One of the most pressing issues here, though, is that habitual caffeine consumption can lead to caffeine dependence. After all, caffeine is first and foremost a drug. It can be habit-forming, as anyone who needs their daily caffeine fix can attest to. A caffeine use disorder can come with the markings of many other drug habits, including increased tolerance (and increased use as a result), and unpleasant withdrawal symptoms if you try to cut your use. 

What is a healthy amount of caffeine, then?

Again, a healthy caffeine intake can vary from person to person.

In general terms, the FDA recommends no more than 400 mg of caffeine per day, or the equivalent of roughly four cups of coffee, for healthy adults. For comparison’s sake, onestudyestimated that about 85% of Americans have at least one caffeinated beverage per day, with a mean daily intake of about 165 mg. 

The Bottom Line On Caffeine
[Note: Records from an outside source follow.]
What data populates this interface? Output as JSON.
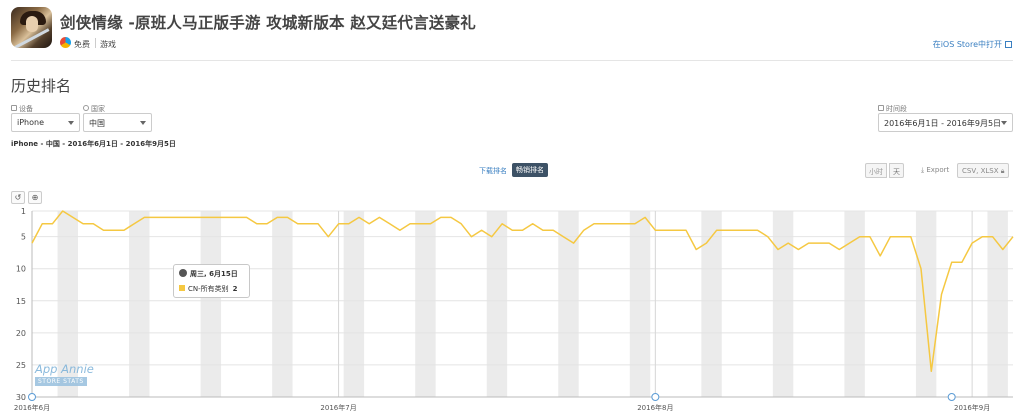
{
  "app": {
    "title": "剑侠情缘 -原班人马正版手游 攻城新版本 赵又廷代言送豪礼",
    "price": "免费",
    "genre": "游戏",
    "open_link": "在iOS Store中打开"
  },
  "section_title": "历史排名",
  "filters": {
    "device_label": "设备",
    "device_value": "iPhone",
    "country_label": "国家",
    "country_value": "中国",
    "period_label": "时间段",
    "period_value": "2016年6月1日 - 2016年9月5日"
  },
  "subtitle": "iPhone - 中国 - 2016年6月1日 - 2016年9月5日",
  "tabs": {
    "download": "下载排名",
    "sales": "畅销排名"
  },
  "toggles": {
    "hourly": "小时",
    "daily": "天"
  },
  "export": {
    "label": "Export",
    "formats": "CSV, XLSX"
  },
  "tooltip": {
    "date": "周三, 6月15日",
    "series": "CN-所有类别",
    "value": "2"
  },
  "watermark": {
    "brand": "App Annie",
    "tag": "STORE STATS"
  },
  "colors": {
    "line": "#f5c842",
    "band": "#ebebeb",
    "grid": "#e4e4e4",
    "accent": "#3a7fc1"
  },
  "icons": [
    "tencent-icon",
    "external-link-icon",
    "reset-icon",
    "zoom-icon",
    "download-icon",
    "lock-icon",
    "globe-icon",
    "device-icon"
  ],
  "chart_data": {
    "type": "line",
    "x_start": "2016-06-01",
    "x_end": "2016-09-05",
    "x_ticks": [
      "2016年6月",
      "2016年7月",
      "2016年8月",
      "2016年9月"
    ],
    "x_tick_dates": [
      "2016-06-01",
      "2016-07-01",
      "2016-08-01",
      "2016-09-01"
    ],
    "ylim": [
      1,
      30
    ],
    "y_reversed": true,
    "y_ticks": [
      1,
      5,
      10,
      15,
      20,
      25,
      30
    ],
    "grid": true,
    "weekend_bands": true,
    "annotation_marker_dates": [
      "2016-06-01",
      "2016-08-01",
      "2016-08-30"
    ],
    "series": [
      {
        "dates": [
          "2016-06-01",
          "2016-06-02",
          "2016-06-03",
          "2016-06-04",
          "2016-06-05",
          "2016-06-06",
          "2016-06-07",
          "2016-06-08",
          "2016-06-09",
          "2016-06-10",
          "2016-06-11",
          "2016-06-12",
          "2016-06-13",
          "2016-06-14",
          "2016-06-15",
          "2016-06-16",
          "2016-06-17",
          "2016-06-18",
          "2016-06-19",
          "2016-06-20",
          "2016-06-21",
          "2016-06-22",
          "2016-06-23",
          "2016-06-24",
          "2016-06-25",
          "2016-06-26",
          "2016-06-27",
          "2016-06-28",
          "2016-06-29",
          "2016-06-30",
          "2016-07-01",
          "2016-07-02",
          "2016-07-03",
          "2016-07-04",
          "2016-07-05",
          "2016-07-06",
          "2016-07-07",
          "2016-07-08",
          "2016-07-09",
          "2016-07-10",
          "2016-07-11",
          "2016-07-12",
          "2016-07-13",
          "2016-07-14",
          "2016-07-15",
          "2016-07-16",
          "2016-07-17",
          "2016-07-18",
          "2016-07-19",
          "2016-07-20",
          "2016-07-21",
          "2016-07-22",
          "2016-07-23",
          "2016-07-24",
          "2016-07-25",
          "2016-07-26",
          "2016-07-27",
          "2016-07-28",
          "2016-07-29",
          "2016-07-30",
          "2016-07-31",
          "2016-08-01",
          "2016-08-02",
          "2016-08-03",
          "2016-08-04",
          "2016-08-05",
          "2016-08-06",
          "2016-08-07",
          "2016-08-08",
          "2016-08-09",
          "2016-08-10",
          "2016-08-11",
          "2016-08-12",
          "2016-08-13",
          "2016-08-14",
          "2016-08-15",
          "2016-08-16",
          "2016-08-17",
          "2016-08-18",
          "2016-08-19",
          "2016-08-20",
          "2016-08-21",
          "2016-08-22",
          "2016-08-23",
          "2016-08-24",
          "2016-08-25",
          "2016-08-26",
          "2016-08-27",
          "2016-08-28",
          "2016-08-29",
          "2016-08-30",
          "2016-08-31",
          "2016-09-01",
          "2016-09-02",
          "2016-09-03",
          "2016-09-04",
          "2016-09-05"
        ],
        "values": [
          6,
          3,
          3,
          1,
          2,
          3,
          3,
          4,
          4,
          4,
          3,
          2,
          2,
          2,
          2,
          2,
          2,
          2,
          2,
          2,
          2,
          2,
          3,
          3,
          2,
          2,
          3,
          3,
          3,
          5,
          3,
          3,
          2,
          3,
          2,
          3,
          4,
          3,
          3,
          3,
          2,
          2,
          3,
          5,
          4,
          5,
          3,
          4,
          4,
          3,
          4,
          4,
          5,
          6,
          4,
          3,
          3,
          3,
          3,
          3,
          2,
          4,
          4,
          4,
          4,
          7,
          6,
          4,
          4,
          4,
          4,
          4,
          5,
          7,
          6,
          7,
          6,
          6,
          6,
          7,
          6,
          5,
          5,
          8,
          5,
          5,
          5,
          10,
          26,
          14,
          9,
          9,
          6,
          5,
          5,
          7,
          5
        ]
      }
    ]
  }
}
Many of us depend on caffeine to perform at our best, whether it’s at work or in the gym. For the most part, caffeine in and of itself is not dangerous, and can actually be pretty good for your health in moderate doses. However, certain factors like your genetics, inherent sensitivity, and daily dosage can present their own share of issues.

So yes, your pre-workout probably isn’t a huge issue, but be sure to use it responsibly if you really want to make the most out of its energy-boosting benefits.


Outwork Nutrition Pre-Workout

Outwork Nutrition Pre-Workout

Outwork Pre-Workout contains caffeine, beta-alanine, citrulline, and other evidence-based ingredients to help you go harder in the gym. 💪 



Your cart is empty
Free shipping on orders over $99
Free Shipping
Free T-Shirt
T-Shirt - Hard Work
T-Shirt - Hard Work
You may also like:
Sleep: Outwork's natural sleep aid supplement from the front
Shaker Bottle
Shaker Bottle
gummy bear burst recovery Supplement